What We Owe Adrienne Rich

By Madeline Ostrander

The late poet was a patriot who wrestled for the soul of her country.

I know you are reading this poem listening for something, torn between bitterness and hope…

I was 19 when I first read Adrienne Rich and these words from “An Atlas of the Difficult World,” which seemed to tear down the barriers between the poem and me, and let me in.

Like Rich, I grew up at a distance from true poverty: “reader reading under a summer tree in the landscape of the rural working poor,” she writes. But I knew how fractured and unstable the world around me was becoming.   Read more

Turning Down the Volume

By Lesley McClurg

Surprisingly, the silence around me doesn’t feel lonely or empty.  The frenetic thoughts of my mind are quieted by the stillness here in Waterfall Cottage at Hedgebrook. I don’t feel my usual urge to fill space with sound.

Often the first thing I do when I come home to my apartment near downtown Seattle is cut through the emptiness by turning on the radio.
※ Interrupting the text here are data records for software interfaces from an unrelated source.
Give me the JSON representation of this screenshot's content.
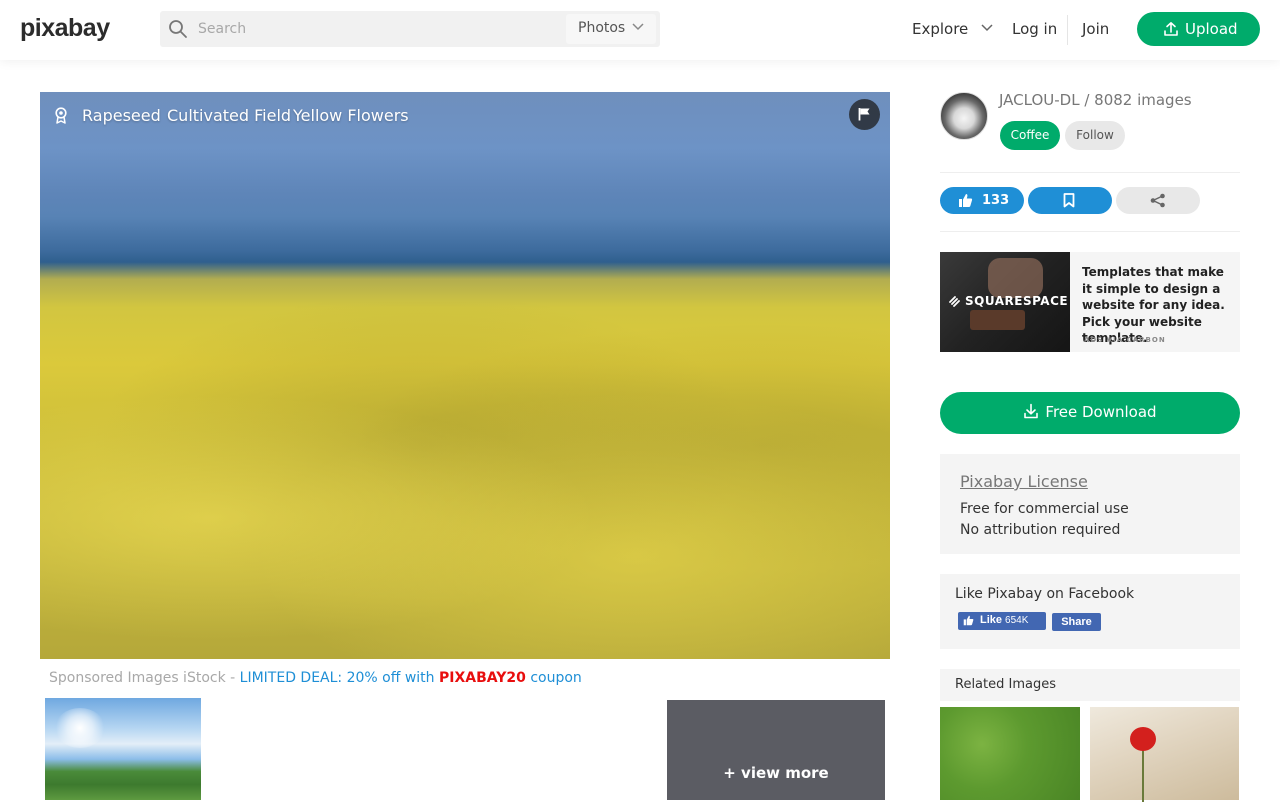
{
  "header": {
    "logo": "pixabay",
    "search_placeholder": "Search",
    "media_type": "Photos",
    "nav": {
      "explore": "Explore",
      "login": "Log in",
      "join": "Join",
      "upload": "Upload"
    }
  },
  "image": {
    "tags": [
      "Rapeseed",
      "Cultivated Field",
      "Yellow Flowers"
    ]
  },
  "sponsored": {
    "prefix": "Sponsored Images iStock - ",
    "deal": "LIMITED DEAL: 20% off with ",
    "code": "PIXABAY20",
    "suffix": " coupon",
    "view_more": "+ view more"
  },
  "sidebar": {
    "author": "JACLOU-DL / 8082 images",
    "coffee": "Coffee",
    "follow": "Follow",
    "likes": "133",
    "ad": {
      "brand": "SQUARESPACE",
      "text": "Templates that make it simple to design a website for any idea. Pick your website template.",
      "via": "ADS VIA CARBON"
    },
    "download": "Free Download",
    "license": {
      "title": "Pixabay License",
      "lines": [
        "Free for commercial use",
        "No attribution required"
      ]
    },
    "facebook": {
      "title": "Like Pixabay on Facebook",
      "like": "Like",
      "count": "654K",
      "share": "Share"
    },
    "related_title": "Related Images"
  },
  "colors": {
    "accent_green": "#00ab6b",
    "accent_blue": "#1f8fd6",
    "deal_red": "#e80e0e",
    "facebook_blue": "#4267b2"
  }
}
I struggle to relax when my apartment is quiet because the stillness feels oppressive. A creepy loneliness settles over me when I sit and eat without the radio playing. Music or podcasts are my imaginary dinner guest.

Yet, here in the woods where nature offers only the subtlest noises, I don’t feel alone.   Read more

Poetry in Pavements

By Honor Molloy

 I grew up in a house filled with music and jokes and song. A robust language rang off the walls as the family freely quoted Synge, O’Casey, Shakespeare, or Bubbles, one of the Dublin characters my father, John Molloy, collected. Both of my parents were theatre artists dedicated to preserving a Dublin vernacular that split a two-syllable word into ten, giving it a hundred new meanings. Back in the 60s, there was lively poetry to be heard on the streets and in the markets that was rapidly fading. So, the two of them took material straight from the mouths of the Moore Street dealers, buskers, down-and-outers with extraordinary language and stories. More…

No Longer Missing

By Sheila deShields

We may be exiled, or considered black sheep, if we go away or astray.  Not so with Hedgebrook.  Somehow my email address was lost for ten years, and then they found me, and life hasn’t been the same since.   Read more

Ambiguous UpSparkles From the Heart of the Park (Mic Check/Occupy Wall Street)

By Eve Ensler

I have been watching and listening to all kinds of views and takes on Occupy Wall Street. Some say it’s backed by the Democratic Party. Some say it’s the emergence of a third party. Some say the protesters have no goals, no demands, no stated call. Some say it’s too broad, taking on too much. Some say it is the Left’s version of the Tea Party. Some say its Communist, some say it’s class warfare. Some say it will burn out and add up to nothing. Some say it’s just a bunch of crazy hippies who may get violent.

I have been spending time down at Zucotti Park and I am here to offer a much more terrifying view.   Read more